Chapter 2. Toward an Ideal System Long-Term Care: Managing Across the Continuum (Second Edition)
Learning Objectives • Identify the characteristics of an ideal long-term care system • Describe what it means for the long-term care system to be consumer-driven • Identify the roles of formal and informal caregivers • Define the components of a full and uniform assessment of a consumer's service needs • Discuss the need for incentives for providers and consumers
The Criteria for Designing or Evaluating a Long-Term Care System • What are they? • How were they developed? • How are they used?
Criterion I.The long-term care system should be based on recognition of the needs, rights, and responsibilities of individuals. It should: • Be consumer-driven • Meet all of the needs of the consumers • Focus on the individual, recognizing that individuals have unique needs • Respect different cultures and cultural values
Criterion I. (continued) Recognition of the needs, rights, and responsibilities of individuals: • Promote quality, dignity, and self-improvement for consumers. • Balance consumer rights and responsibilities • Offer consumers a choice of service providers and service delivery modalities
Criterion II. The long-term care system should be easily accessible.It should: • Be universally accessible • Be "user-friendly" • Provide care in the least restrictive environment • Encourage single-site care availability
Criterion III. The long-term care system should coordinate professional, consumer, family, and other informal caregiver resources. It should: • Integrate professional, community, family, and other informal caregiver efforts • Evolve from the current medical model to a holistic model of service delivery • Involve families in case management and care delivery
Criterion IV. The long-term care system should be an integral part of the health and social system, to promote integration, efficiency, and cost effectiveness. It should: • Include a full continuum of services • Include a full and uniform assessment (initial & ongoing) of the consumer's needs. • Provide emphasis on, and reimbursement for, illness prevention efforts as an integral part of the overall system
Criterion IV. (continued) Promote integration, efficiency, and cost effectiveness: • Be planned and coordinated to reduce fragmentation and inefficiencies • Be based on outcome-oriented accountability

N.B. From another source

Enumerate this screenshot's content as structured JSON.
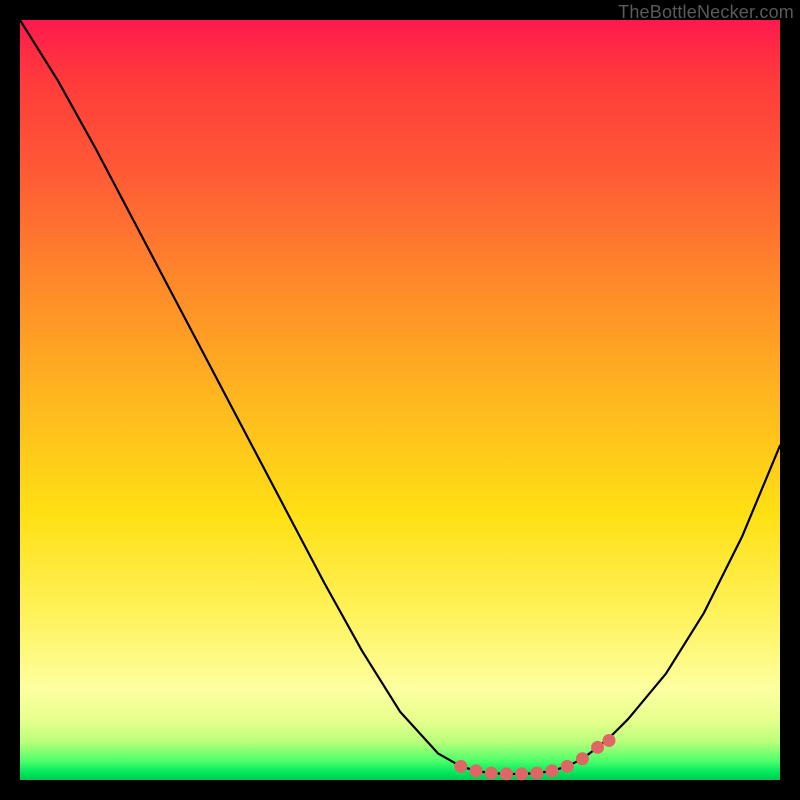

Criterion V. The long-term care system should be adequately and fairly financed. It should: • Utilize public and consumer resources to assure universal access to services. • Provide incentives for consumers to use services in an appropriate and cost effective manner • Provide incentives for consumers to self-finance their care
Criterion V. (continued) Adequately and fairly financed: • Avoid causing impoverishment of consumers and families • Provide incentives for providers to develop cost effective measures • Develop payment mechanisms that allow efficient providers to adequately compensate staff and to allow for appropriate operating surplus and/or return on investment
Criterion V. (continued) Adequately and fairly financed: • Operate within the limits of a well conceived budget • Provide significant flexibility to enable consumers to meet long-term care needs as each consumer defines those needs • Be based on uniform financial eligibility criteria
Criterion VI. The long-term care system should include an education component to create informed consumers, providers, reimbursers, and regulators. It should: • Include community education • Include education for providers • Educate young, healthy persons to better prepare them to cope with chronic illness
In Summary: • The Criteria provide a basis for evaluating the current long-term care system and for developing an ideal long-term care system.